Then there was the requirement for a witness from "a local hygiene body." Hassan was told that the Ministry of Health in Baghdad was not willing to send a representative, and instead had to corral the manager from a local dairy and poultry company.
Hassan and the rest of the Karbala shawarma team argue that they have fulfilled the Guinness guidelines as best they can. All of the chicken placed on the spit had been meticulously weighed, while video evidence of the record attempt was gathered by a local religious television station. The round-the-clock presence of the cameras meant that at night the kitchen was illuminated in a white glow, like a movie set.
The current record for the world's biggest shawarma is held by the Dubai Shopping Festival, where that weighed in at 1.85 tons of boneless chicken was cooked. Unlike in Karbala, Dubai did not have to worry about verification—the Guinness World Records' Middle East office is based there.

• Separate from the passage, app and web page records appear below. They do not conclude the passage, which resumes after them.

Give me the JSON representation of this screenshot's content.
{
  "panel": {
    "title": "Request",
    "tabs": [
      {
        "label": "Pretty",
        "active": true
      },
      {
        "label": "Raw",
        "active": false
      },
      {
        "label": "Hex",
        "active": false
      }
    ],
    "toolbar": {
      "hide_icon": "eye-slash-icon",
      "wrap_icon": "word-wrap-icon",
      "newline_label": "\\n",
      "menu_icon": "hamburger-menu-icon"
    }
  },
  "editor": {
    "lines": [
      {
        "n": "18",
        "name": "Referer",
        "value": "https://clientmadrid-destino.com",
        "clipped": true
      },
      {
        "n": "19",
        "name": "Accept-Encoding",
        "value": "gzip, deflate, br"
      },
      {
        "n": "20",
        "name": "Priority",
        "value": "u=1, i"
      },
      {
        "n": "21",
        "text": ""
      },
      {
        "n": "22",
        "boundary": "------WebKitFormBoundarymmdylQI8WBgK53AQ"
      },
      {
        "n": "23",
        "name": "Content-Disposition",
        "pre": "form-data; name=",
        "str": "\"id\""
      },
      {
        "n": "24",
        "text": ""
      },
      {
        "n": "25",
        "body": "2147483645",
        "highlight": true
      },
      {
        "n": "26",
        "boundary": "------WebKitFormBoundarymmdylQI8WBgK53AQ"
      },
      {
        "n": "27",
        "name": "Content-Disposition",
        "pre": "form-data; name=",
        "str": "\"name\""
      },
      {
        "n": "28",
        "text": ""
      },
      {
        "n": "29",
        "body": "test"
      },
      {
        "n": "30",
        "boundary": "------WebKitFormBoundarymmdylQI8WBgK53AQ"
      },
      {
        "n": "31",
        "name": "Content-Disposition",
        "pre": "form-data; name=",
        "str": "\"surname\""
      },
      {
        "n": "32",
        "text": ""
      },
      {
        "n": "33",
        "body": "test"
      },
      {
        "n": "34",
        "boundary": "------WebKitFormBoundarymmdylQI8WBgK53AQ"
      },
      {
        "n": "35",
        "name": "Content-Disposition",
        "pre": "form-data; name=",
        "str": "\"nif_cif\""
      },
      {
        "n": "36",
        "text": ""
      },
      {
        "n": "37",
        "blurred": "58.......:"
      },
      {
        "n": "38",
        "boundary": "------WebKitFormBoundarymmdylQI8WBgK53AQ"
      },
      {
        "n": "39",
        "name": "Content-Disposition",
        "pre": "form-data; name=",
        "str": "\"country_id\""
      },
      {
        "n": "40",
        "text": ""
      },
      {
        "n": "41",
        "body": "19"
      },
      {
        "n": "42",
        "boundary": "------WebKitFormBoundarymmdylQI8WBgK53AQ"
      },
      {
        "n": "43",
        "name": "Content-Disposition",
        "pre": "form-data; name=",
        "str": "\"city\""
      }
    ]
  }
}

As for Guinness, a representative was sympathetic, but said that the record keepers are sticklers for the guidelines: “We want anyone and everyone who is interested to take part in record breaking,” she said. “But we cannot tailor the rules.”
For the time being, Hassan and the organizers of Arbaeen may have to be content with trying to get their festival into the record books for its other sizable feats. In previous years, Hassan has tried to get Arbaeen recognized as the world’s largest peaceful gathering, for example, but ran into similar issues when it came to verifying numbers.
“Everything in Karbala at this time is a world record: The amount of water that is distributed, the amount of fruit, the number of tents mounted. But all of these things have to be quantifiable,” he said.
In the tent in Karbala, few hungry pilgrims were concerned about recognition—instead they focused on making sure they got a serving of shawarma before it went cold.
Hundreds of men, women and children had queued for up to an hour for their chicken sandwich, garnished in a traditional manner with a smattering of cabbage and tomatoes. As the hungry pilgrims stream through the maze of iron fences marking out the meandering line to the kitchen they were served at lightning speed. The initially giant shawarma continued to cook for a night and a day, slowly diminishing to nothing.
Hassan al-Jaburi, a Karbala local, and Aaqil, from Najaf, were pleased to get their hands on it. “In addition to its large size, it is a surprise that it tastes so good,” Aaqil says.
Whether or not Guinness recognizes the record, by the goals Adnan Tartan set himself he can rest easy. He wanted to feed as many people as he could and cook a delicious meal. And later this year he’ll cook one just as big, if not bigger.